Variable hoisting is a behavior in JavaScript where variable declarations are moved to the top of their respective scope, regardless of where the actual declaration occurs in the code. This means that variables can be used before they are declared, but they will have an initial value of undefined. Here's an example of variable hoisting:

function foo() {
  console.log(x); // logs 'undefined'
  var x = 10;
  console.log(x); // logs '10'


In this example, we've defined a function foo that logs the value of variable x before and after it is declared and assigned a value of 10. Even though x is used before it is declared, JavaScript will hoist the declaration to the top of the function, so it will be available throughout the function with an initial value of undefined. It's important to note that variable hoisting only applies to variable declarations, not to variable assignments. This means that if you try to use a variable before it is declared and assigned a value, you will still get a ReferenceError. Here's an example:

function bar() {
  console.log(y); // ReferenceError: y is not defined
  y = 20;
  console.log(y); // logs '20'


In this example, we're trying to use variable y before it is declared. However, since there is no variable declaration for y, JavaScript will throw a ReferenceError. If we remove the first console.log statement and run the function again, we will see that y is assigned a value of 20. It's generally good practice to declare all variables at the top of their respective scope to avoid confusion and errors due to variable hoisting. This can be achieved using the let and const keywords, which have block scope and do not exhibit variable hoisting. It's important to understand that variable hoisting only applies to variables declared with the var keyword. Variables declared with let and const are also hoisted but have a different behavior known as the "temporal dead zone" (TDZ). In the TDZ, accessing variables before their declaration results in a ReferenceError.

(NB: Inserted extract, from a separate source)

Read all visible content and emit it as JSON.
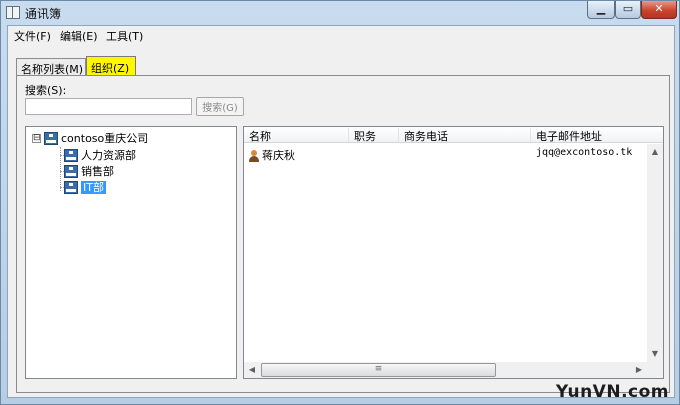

This behavior ensures that variables declared with let and const are not accessible before they are explicitly declared in the code. Please find the detailed explanation here